(Materials provided Opens)
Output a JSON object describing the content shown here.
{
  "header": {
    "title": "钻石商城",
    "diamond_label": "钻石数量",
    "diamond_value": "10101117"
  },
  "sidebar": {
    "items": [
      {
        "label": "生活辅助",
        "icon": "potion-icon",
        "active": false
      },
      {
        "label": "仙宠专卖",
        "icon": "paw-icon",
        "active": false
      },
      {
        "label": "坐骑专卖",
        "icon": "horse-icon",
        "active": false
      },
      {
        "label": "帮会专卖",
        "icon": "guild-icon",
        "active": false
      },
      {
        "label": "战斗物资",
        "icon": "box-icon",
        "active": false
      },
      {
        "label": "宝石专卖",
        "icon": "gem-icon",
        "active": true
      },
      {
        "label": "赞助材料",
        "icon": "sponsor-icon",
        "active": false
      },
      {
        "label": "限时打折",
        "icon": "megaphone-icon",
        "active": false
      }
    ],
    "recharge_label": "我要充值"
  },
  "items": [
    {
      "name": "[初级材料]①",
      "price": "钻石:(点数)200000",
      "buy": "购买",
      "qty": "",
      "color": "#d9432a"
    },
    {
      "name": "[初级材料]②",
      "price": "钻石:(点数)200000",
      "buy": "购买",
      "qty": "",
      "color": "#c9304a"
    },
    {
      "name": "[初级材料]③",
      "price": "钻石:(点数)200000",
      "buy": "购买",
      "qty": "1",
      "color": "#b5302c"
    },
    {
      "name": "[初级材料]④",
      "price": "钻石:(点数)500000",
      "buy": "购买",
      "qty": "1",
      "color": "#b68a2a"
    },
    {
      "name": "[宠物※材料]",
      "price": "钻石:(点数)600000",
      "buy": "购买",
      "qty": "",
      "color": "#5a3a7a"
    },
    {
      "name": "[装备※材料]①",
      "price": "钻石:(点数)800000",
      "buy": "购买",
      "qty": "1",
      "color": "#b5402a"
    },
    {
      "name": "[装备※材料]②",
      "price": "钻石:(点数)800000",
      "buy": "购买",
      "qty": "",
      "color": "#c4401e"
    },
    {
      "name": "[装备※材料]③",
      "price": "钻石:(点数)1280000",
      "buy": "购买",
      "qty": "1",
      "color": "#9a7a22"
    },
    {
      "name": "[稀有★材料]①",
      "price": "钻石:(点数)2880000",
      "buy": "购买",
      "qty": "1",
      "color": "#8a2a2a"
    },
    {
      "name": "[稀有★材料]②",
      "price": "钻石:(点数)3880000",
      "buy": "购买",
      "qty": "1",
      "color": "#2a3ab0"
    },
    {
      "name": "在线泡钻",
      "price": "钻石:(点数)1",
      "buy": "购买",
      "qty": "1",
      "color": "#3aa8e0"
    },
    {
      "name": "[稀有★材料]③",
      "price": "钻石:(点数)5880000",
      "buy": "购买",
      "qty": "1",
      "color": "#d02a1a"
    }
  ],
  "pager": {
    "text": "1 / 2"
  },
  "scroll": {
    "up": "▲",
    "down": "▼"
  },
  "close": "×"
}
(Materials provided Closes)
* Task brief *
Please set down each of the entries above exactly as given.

* Solution to the exercise *
Output a JSON object describing the content shown here.
{
  "header": {
    "title": "钻石商城",
    "diamond_label": "钻石数量",
    "diamond_value": "10101117"
  },
  "sidebar": {
    "items": [
      {
        "label": "生活辅助",
        "icon": "potion-icon",
        "active": false
      },
      {
        "label": "仙宠专卖",
        "icon": "paw-icon",
        "active": false
      },
      {
        "label": "坐骑专卖",
        "icon": "horse-icon",
        "active": false
      },
      {
        "label": "帮会专卖",
        "icon": "guild-icon",
        "active": false
      },
      {
        "label": "战斗物资",
        "icon": "box-icon",
        "active": false
      },
      {
        "label": "宝石专卖",
        "icon": "gem-icon",
        "active": true
      },
      {
        "label": "赞助材料",
        "icon": "sponsor-icon",
        "active": false
      },
      {
        "label": "限时打折",
        "icon": "megaphone-icon",
        "active": false
      }
    ],
    "recharge_label": "我要充值"
  },
  "items": [
    {
      "name": "[初级材料]①",
      "price": "钻石:(点数)200000",
      "buy": "购买",
      "qty": "",
      "color": "#d9432a"
    },
    {
      "name": "[初级材料]②",
      "price": "钻石:(点数)200000",
      "buy": "购买",
      "qty": "",
      "color": "#c9304a"
    },
    {
      "name": "[初级材料]③",
      "price": "钻石:(点数)200000",
      "buy": "购买",
      "qty": "1",
      "color": "#b5302c"
    },
    {
      "name": "[初级材料]④",
      "price": "钻石:(点数)500000",
      "buy": "购买",
      "qty": "1",
      "color": "#b68a2a"
    },
    {
      "name": "[宠物※材料]",
      "price": "钻石:(点数)600000",
      "buy": "购买",
      "qty": "",
      "color": "#5a3a7a"
    },
    {
      "name": "[装备※材料]①",
      "price": "钻石:(点数)800000",
      "buy": "购买",
      "qty": "1",
      "color": "#b5402a"
    },
    {
      "name": "[装备※材料]②",
      "price": "钻石:(点数)800000",
      "buy": "购买",
      "qty": "",
      "color": "#c4401e"
    },
    {
      "name": "[装备※材料]③",
      "price": "钻石:(点数)1280000",
      "buy": "购买",
      "qty": "1",
      "color": "#9a7a22"
    },
    {
      "name": "[稀有★材料]①",
      "price": "钻石:(点数)2880000",
      "buy": "购买",
      "qty": "1",
      "color": "#8a2a2a"
    },
    {
      "name": "[稀有★材料]②",
      "price": "钻石:(点数)3880000",
      "buy": "购买",
      "qty": "1",
      "color": "#2a3ab0"
    },
    {
      "name": "在线泡钻",
      "price": "钻石:(点数)1",
      "buy": "购买",
      "qty": "1",
      "color": "#3aa8e0"
    },
    {
      "name": "[稀有★材料]③",
      "price": "钻石:(点数)5880000",
      "buy": "购买",
      "qty": "1",
      "color": "#d02a1a"
    }
  ],
  "pager": {
    "text": "1 / 2"
  },
  "scroll": {
    "up": "▲",
    "down": "▼"
  },
  "close": "×"
}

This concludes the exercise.